### What you need to do
Among the entries, find the lines with the string "data" and report them.

### Provided information
##############################

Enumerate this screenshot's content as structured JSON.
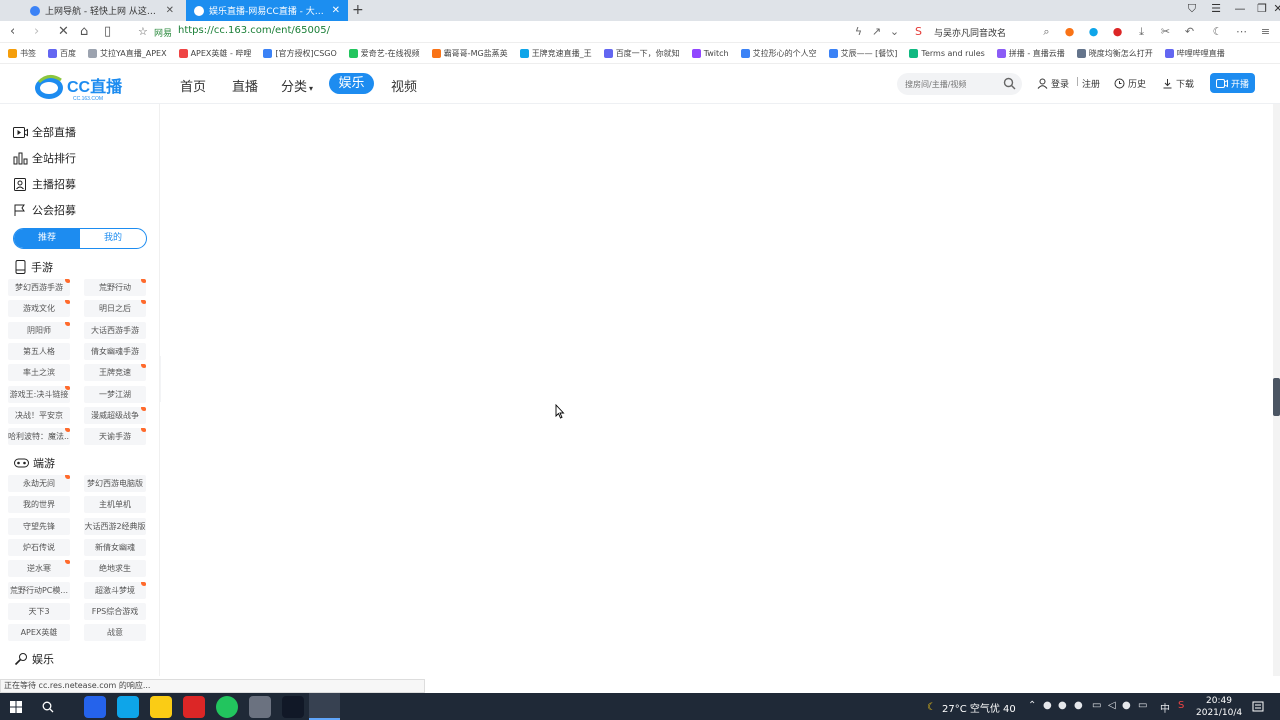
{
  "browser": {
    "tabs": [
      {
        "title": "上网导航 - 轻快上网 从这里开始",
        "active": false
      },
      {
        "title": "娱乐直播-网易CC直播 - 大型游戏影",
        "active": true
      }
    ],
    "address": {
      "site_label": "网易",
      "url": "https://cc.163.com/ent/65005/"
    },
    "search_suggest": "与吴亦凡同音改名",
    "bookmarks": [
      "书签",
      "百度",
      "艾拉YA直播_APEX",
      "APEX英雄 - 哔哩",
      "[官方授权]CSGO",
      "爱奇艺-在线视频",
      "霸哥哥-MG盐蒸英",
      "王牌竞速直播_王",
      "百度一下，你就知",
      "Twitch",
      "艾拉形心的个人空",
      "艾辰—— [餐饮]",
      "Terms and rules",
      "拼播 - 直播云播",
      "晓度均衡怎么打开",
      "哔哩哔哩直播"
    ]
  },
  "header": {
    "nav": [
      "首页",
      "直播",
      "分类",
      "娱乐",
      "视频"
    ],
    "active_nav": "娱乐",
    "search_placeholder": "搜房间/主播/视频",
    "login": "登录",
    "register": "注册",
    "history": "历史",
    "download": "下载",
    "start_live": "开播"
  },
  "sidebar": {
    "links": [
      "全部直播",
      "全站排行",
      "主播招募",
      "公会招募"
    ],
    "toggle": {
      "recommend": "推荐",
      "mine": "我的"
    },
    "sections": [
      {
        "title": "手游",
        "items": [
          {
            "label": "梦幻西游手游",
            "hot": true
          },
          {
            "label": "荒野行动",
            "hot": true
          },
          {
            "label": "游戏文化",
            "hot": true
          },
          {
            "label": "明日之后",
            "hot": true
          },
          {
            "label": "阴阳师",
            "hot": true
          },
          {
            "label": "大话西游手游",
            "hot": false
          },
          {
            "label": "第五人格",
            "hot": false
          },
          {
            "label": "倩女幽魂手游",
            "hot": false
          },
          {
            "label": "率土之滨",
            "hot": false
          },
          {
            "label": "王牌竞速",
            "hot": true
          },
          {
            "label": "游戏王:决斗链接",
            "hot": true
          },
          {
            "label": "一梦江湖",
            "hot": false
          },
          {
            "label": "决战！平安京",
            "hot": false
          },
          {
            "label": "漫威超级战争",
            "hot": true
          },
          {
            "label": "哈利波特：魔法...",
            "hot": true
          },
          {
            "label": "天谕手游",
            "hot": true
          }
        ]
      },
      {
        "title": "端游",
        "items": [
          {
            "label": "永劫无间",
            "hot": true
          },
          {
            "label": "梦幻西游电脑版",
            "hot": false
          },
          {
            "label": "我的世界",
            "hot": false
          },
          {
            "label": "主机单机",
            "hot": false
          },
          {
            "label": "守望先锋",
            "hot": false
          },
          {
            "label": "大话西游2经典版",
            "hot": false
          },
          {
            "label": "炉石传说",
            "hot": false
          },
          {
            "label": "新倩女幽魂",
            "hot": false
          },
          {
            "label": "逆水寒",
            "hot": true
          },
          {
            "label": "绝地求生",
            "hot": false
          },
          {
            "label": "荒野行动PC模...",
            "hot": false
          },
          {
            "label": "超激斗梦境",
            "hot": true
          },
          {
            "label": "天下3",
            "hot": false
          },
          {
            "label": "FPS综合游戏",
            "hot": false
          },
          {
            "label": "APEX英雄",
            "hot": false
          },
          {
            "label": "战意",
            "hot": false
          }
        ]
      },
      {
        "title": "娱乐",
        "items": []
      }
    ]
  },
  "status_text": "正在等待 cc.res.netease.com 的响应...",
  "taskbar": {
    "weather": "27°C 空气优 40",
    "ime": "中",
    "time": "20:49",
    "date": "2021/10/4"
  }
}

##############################

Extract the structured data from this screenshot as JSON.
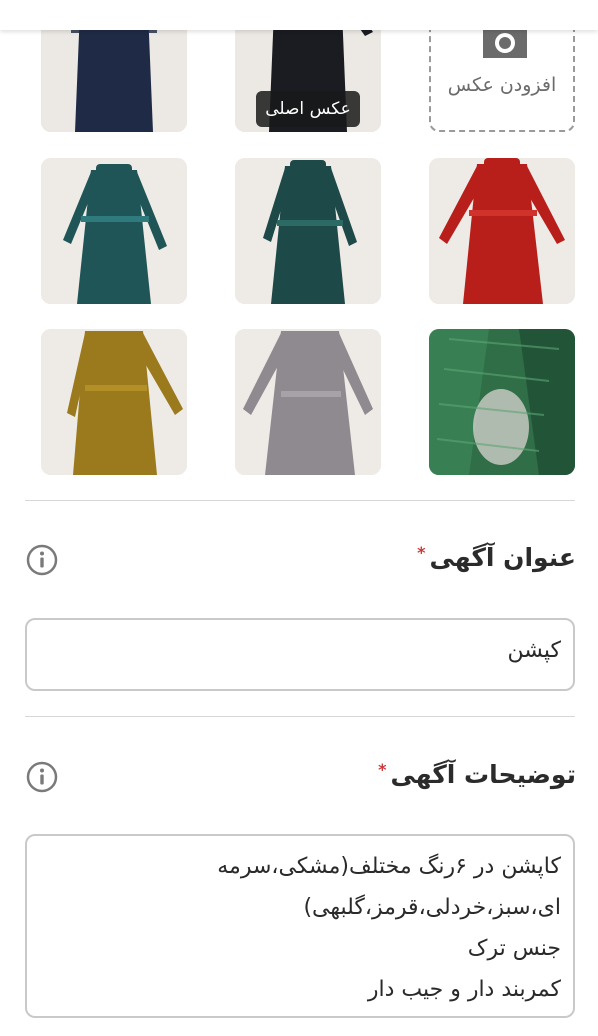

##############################

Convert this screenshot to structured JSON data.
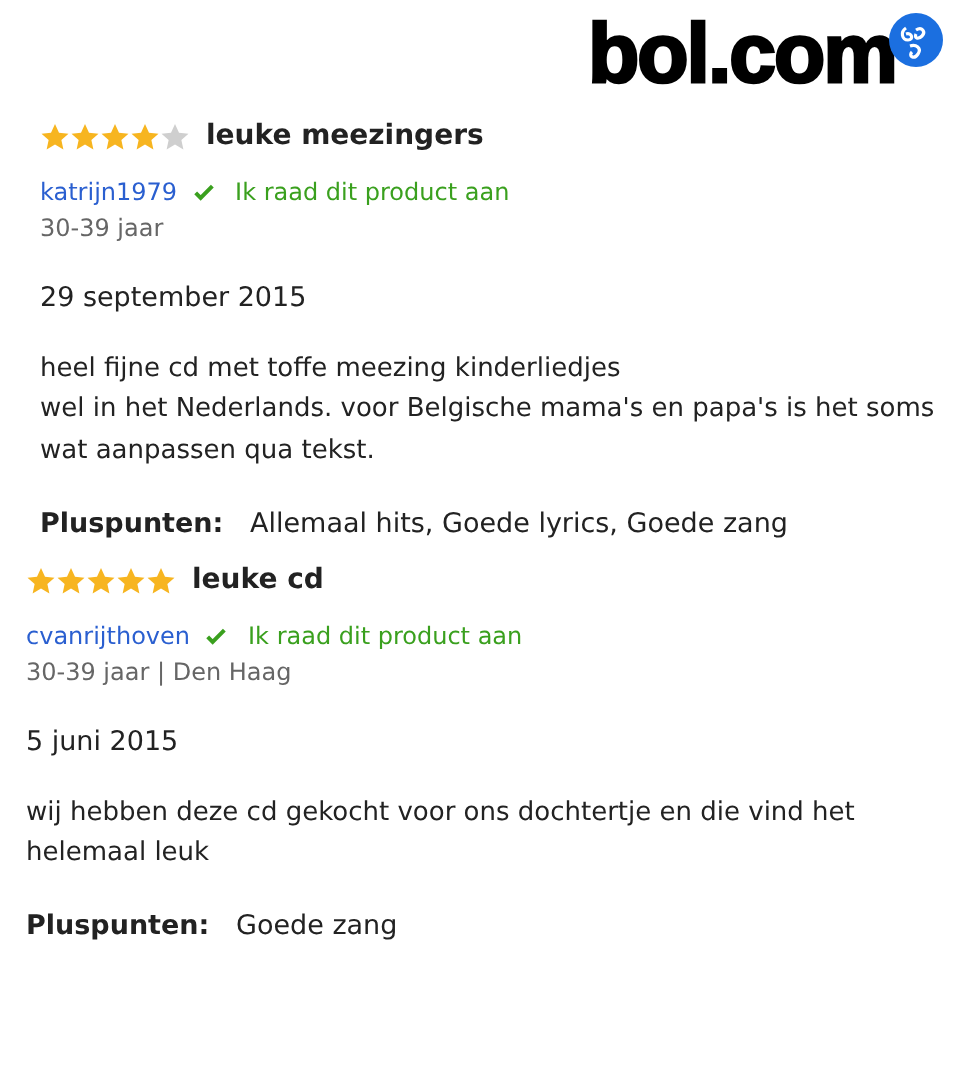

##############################

### Solution
Extract the structured data from this screenshot as JSON.
Convert this screenshot to structured JSON data.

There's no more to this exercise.